• ACTIVITY: In the copy you make, keep each entry exactly as it is and leave out all images.

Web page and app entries
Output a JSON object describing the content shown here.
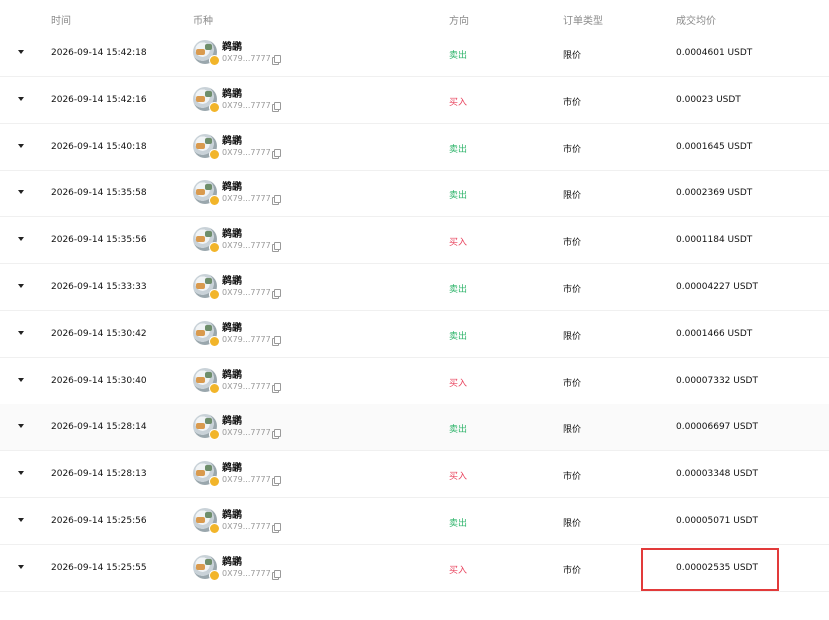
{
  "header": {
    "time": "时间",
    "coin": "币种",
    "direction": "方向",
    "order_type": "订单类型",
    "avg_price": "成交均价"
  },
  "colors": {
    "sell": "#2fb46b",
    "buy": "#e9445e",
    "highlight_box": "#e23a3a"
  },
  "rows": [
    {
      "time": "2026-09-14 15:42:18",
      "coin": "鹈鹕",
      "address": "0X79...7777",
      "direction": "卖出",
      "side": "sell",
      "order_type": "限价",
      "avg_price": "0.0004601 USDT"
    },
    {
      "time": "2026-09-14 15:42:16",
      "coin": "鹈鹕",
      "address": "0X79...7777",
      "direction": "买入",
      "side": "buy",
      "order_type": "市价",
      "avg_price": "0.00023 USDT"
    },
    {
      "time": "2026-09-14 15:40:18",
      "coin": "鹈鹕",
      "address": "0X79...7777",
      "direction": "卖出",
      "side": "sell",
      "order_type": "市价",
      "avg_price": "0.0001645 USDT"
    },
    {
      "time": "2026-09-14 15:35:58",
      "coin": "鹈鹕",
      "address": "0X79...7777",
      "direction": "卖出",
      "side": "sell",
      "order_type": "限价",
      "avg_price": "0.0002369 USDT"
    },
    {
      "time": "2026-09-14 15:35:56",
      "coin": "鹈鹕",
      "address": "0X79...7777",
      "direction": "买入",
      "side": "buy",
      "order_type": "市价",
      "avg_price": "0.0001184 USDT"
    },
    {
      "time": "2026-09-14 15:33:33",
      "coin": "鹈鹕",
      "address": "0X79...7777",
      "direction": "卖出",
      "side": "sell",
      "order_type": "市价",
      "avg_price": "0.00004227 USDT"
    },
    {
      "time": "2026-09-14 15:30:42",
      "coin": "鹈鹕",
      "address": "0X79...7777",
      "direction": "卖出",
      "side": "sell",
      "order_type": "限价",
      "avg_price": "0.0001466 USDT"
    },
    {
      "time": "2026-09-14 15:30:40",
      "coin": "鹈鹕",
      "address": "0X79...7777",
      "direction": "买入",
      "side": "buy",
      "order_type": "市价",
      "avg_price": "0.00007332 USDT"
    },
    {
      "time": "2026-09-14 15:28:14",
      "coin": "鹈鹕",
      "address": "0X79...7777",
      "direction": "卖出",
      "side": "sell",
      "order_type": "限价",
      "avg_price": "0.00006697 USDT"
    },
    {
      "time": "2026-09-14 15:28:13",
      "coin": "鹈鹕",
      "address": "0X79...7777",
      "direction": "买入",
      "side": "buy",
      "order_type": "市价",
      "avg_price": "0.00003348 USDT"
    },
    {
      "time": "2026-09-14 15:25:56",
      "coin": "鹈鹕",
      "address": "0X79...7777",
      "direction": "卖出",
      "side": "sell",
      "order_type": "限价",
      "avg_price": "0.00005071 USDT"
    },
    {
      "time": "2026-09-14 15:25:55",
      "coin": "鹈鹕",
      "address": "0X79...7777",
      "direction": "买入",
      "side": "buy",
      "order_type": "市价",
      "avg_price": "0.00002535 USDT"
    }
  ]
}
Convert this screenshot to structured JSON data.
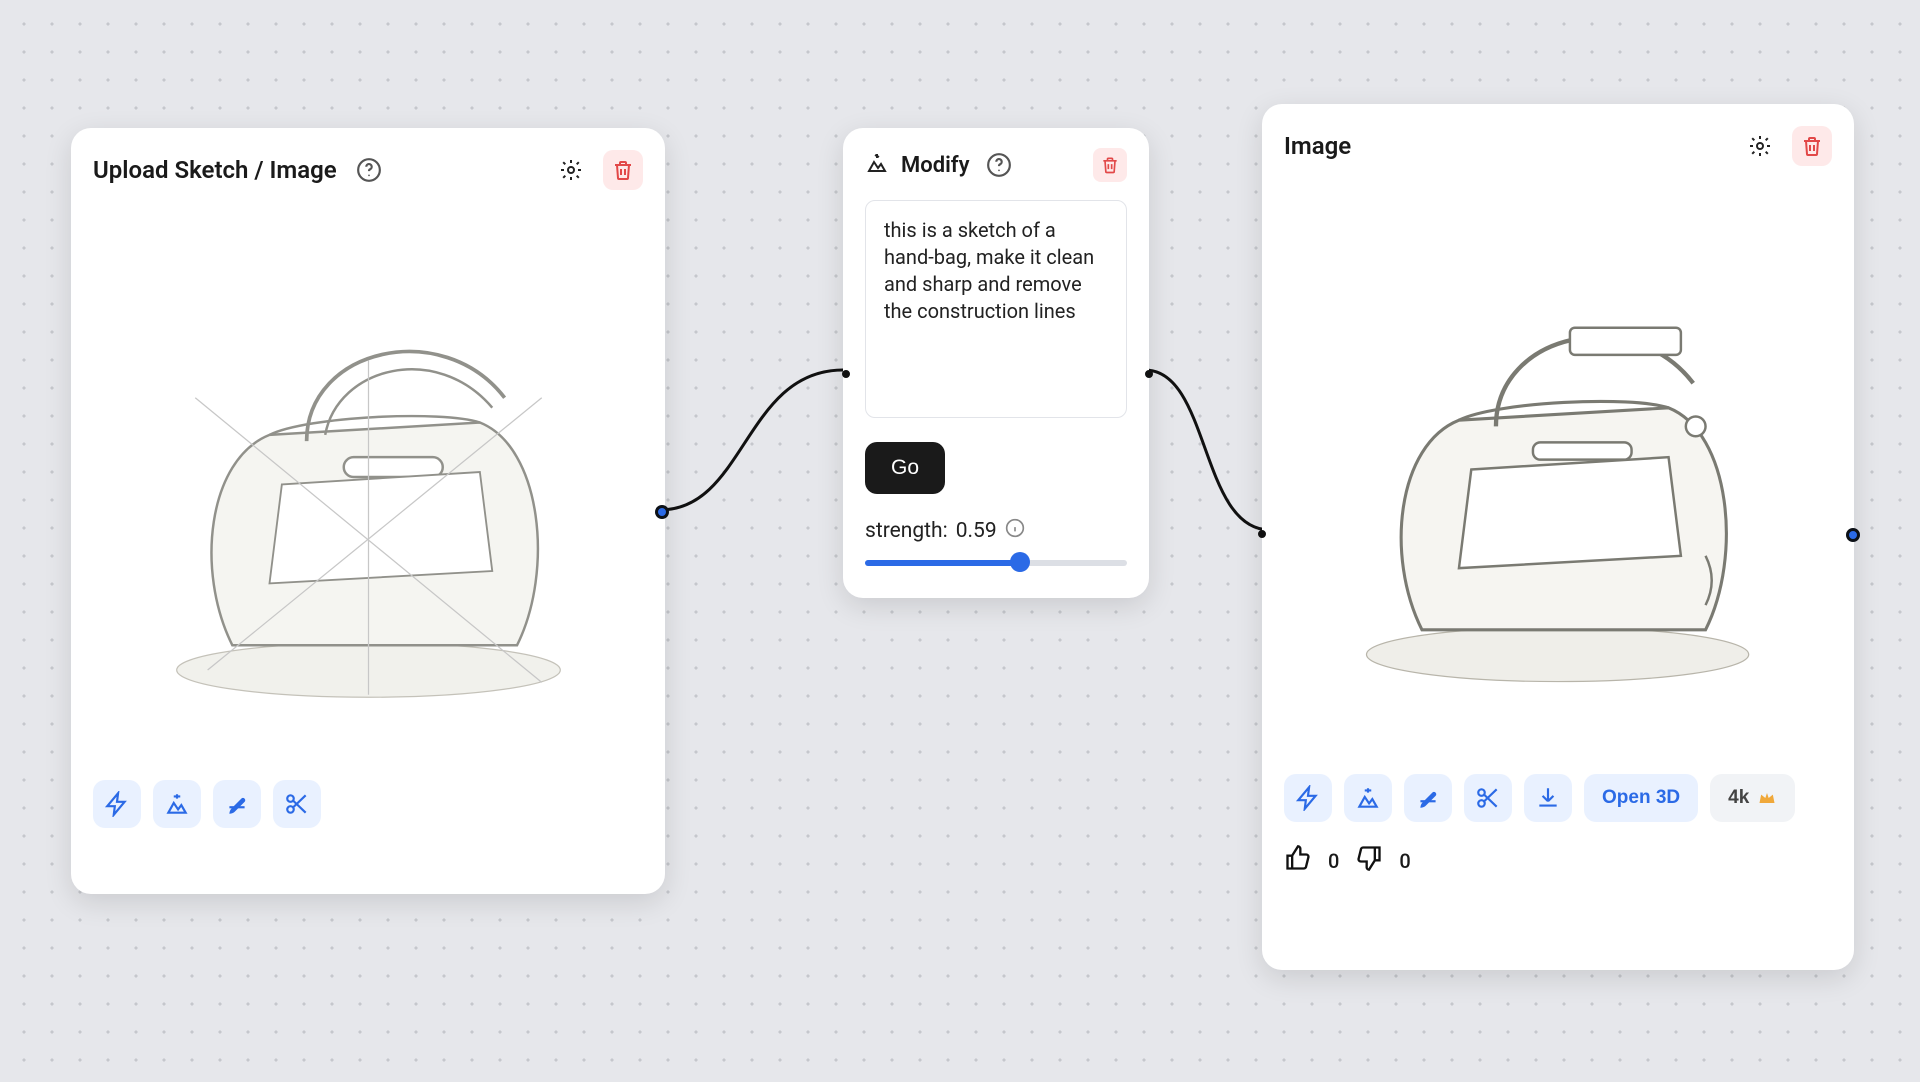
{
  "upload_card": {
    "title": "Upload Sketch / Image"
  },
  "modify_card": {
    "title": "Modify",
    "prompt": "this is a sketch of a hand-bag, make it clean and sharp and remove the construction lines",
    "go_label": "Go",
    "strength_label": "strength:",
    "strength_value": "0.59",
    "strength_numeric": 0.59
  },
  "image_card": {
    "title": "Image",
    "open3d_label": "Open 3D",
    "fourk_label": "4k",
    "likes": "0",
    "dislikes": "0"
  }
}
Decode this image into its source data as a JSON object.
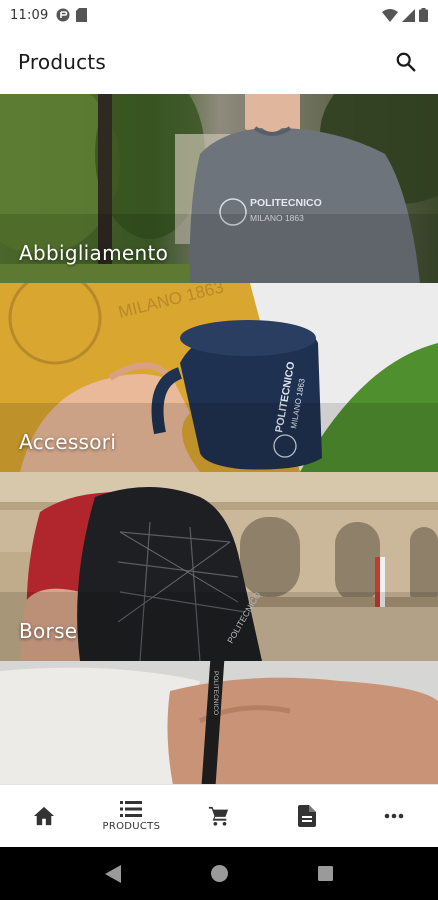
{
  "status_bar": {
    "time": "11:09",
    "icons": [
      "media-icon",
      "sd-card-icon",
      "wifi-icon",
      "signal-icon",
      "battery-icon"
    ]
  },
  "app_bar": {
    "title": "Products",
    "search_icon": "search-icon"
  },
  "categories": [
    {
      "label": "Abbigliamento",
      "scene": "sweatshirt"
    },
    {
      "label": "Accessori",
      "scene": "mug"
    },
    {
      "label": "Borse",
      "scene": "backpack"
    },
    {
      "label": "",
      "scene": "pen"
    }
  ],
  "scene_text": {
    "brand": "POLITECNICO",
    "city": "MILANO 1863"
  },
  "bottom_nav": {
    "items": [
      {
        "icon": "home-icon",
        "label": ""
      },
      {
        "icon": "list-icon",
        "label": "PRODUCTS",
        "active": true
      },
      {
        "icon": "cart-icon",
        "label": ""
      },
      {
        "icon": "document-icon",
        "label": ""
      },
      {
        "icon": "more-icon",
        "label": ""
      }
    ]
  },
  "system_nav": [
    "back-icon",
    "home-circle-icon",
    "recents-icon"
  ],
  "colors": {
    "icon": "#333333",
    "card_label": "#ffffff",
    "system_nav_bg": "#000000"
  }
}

• THE COMPLETED TASK:
Output a JSON object describing the content shown here.
{
  "header": {
    "time": "时间",
    "coin": "币种",
    "direction": "方向",
    "order_type": "订单类型",
    "avg_price": "成交均价"
  },
  "colors": {
    "sell": "#2fb46b",
    "buy": "#e9445e",
    "highlight_box": "#e23a3a"
  },
  "rows": [
    {
      "time": "2026-09-14 15:42:18",
      "coin": "鹈鹕",
      "address": "0X79...7777",
      "direction": "卖出",
      "side": "sell",
      "order_type": "限价",
      "avg_price": "0.0004601 USDT"
    },
    {
      "time": "2026-09-14 15:42:16",
      "coin": "鹈鹕",
      "address": "0X79...7777",
      "direction": "买入",
      "side": "buy",
      "order_type": "市价",
      "avg_price": "0.00023 USDT"
    },
    {
      "time": "2026-09-14 15:40:18",
      "coin": "鹈鹕",
      "address": "0X79...7777",
      "direction": "卖出",
      "side": "sell",
      "order_type": "市价",
      "avg_price": "0.0001645 USDT"
    },
    {
      "time": "2026-09-14 15:35:58",
      "coin": "鹈鹕",
      "address": "0X79...7777",
      "direction": "卖出",
      "side": "sell",
      "order_type": "限价",
      "avg_price": "0.0002369 USDT"
    },
    {
      "time": "2026-09-14 15:35:56",
      "coin": "鹈鹕",
      "address": "0X79...7777",
      "direction": "买入",
      "side": "buy",
      "order_type": "市价",
      "avg_price": "0.0001184 USDT"
    },
    {
      "time": "2026-09-14 15:33:33",
      "coin": "鹈鹕",
      "address": "0X79...7777",
      "direction": "卖出",
      "side": "sell",
      "order_type": "市价",
      "avg_price": "0.00004227 USDT"
    },
    {
      "time": "2026-09-14 15:30:42",
      "coin": "鹈鹕",
      "address": "0X79...7777",
      "direction": "卖出",
      "side": "sell",
      "order_type": "限价",
      "avg_price": "0.0001466 USDT"
    },
    {
      "time": "2026-09-14 15:30:40",
      "coin": "鹈鹕",
      "address": "0X79...7777",
      "direction": "买入",
      "side": "buy",
      "order_type": "市价",
      "avg_price": "0.00007332 USDT"
    },
    {
      "time": "2026-09-14 15:28:14",
      "coin": "鹈鹕",
      "address": "0X79...7777",
      "direction": "卖出",
      "side": "sell",
      "order_type": "限价",
      "avg_price": "0.00006697 USDT"
    },
    {
      "time": "2026-09-14 15:28:13",
      "coin": "鹈鹕",
      "address": "0X79...7777",
      "direction": "买入",
      "side": "buy",
      "order_type": "市价",
      "avg_price": "0.00003348 USDT"
    },
    {
      "time": "2026-09-14 15:25:56",
      "coin": "鹈鹕",
      "address": "0X79...7777",
      "direction": "卖出",
      "side": "sell",
      "order_type": "限价",
      "avg_price": "0.00005071 USDT"
    },
    {
      "time": "2026-09-14 15:25:55",
      "coin": "鹈鹕",
      "address": "0X79...7777",
      "direction": "买入",
      "side": "buy",
      "order_type": "市价",
      "avg_price": "0.00002535 USDT"
    }
  ]
}
Convert this screenshot to structured JSON data.
{
  "upload_card": {
    "title": "Upload Sketch / Image"
  },
  "modify_card": {
    "title": "Modify",
    "prompt": "this is a sketch of a hand-bag, make it clean and sharp and remove the construction lines",
    "go_label": "Go",
    "strength_label": "strength:",
    "strength_value": "0.59",
    "strength_numeric": 0.59
  },
  "image_card": {
    "title": "Image",
    "open3d_label": "Open 3D",
    "fourk_label": "4k",
    "likes": "0",
    "dislikes": "0"
  }
}
Decode this image into its source data as a JSON object.
{
  "status_bar": {
    "time": "11:09",
    "icons": [
      "media-icon",
      "sd-card-icon",
      "wifi-icon",
      "signal-icon",
      "battery-icon"
    ]
  },
  "app_bar": {
    "title": "Products",
    "search_icon": "search-icon"
  },
  "categories": [
    {
      "label": "Abbigliamento",
      "scene": "sweatshirt"
    },
    {
      "label": "Accessori",
      "scene": "mug"
    },
    {
      "label": "Borse",
      "scene": "backpack"
    },
    {
      "label": "",
      "scene": "pen"
    }
  ],
  "scene_text": {
    "brand": "POLITECNICO",
    "city": "MILANO 1863"
  },
  "bottom_nav": {
    "items": [
      {
        "icon": "home-icon",
        "label": ""
      },
      {
        "icon": "list-icon",
        "label": "PRODUCTS",
        "active": true
      },
      {
        "icon": "cart-icon",
        "label": ""
      },
      {
        "icon": "document-icon",
        "label": ""
      },
      {
        "icon": "more-icon",
        "label": ""
      }
    ]
  },
  "system_nav": [
    "back-icon",
    "home-circle-icon",
    "recents-icon"
  ],
  "colors": {
    "icon": "#333333",
    "card_label": "#ffffff",
    "system_nav_bg": "#000000"
  }
}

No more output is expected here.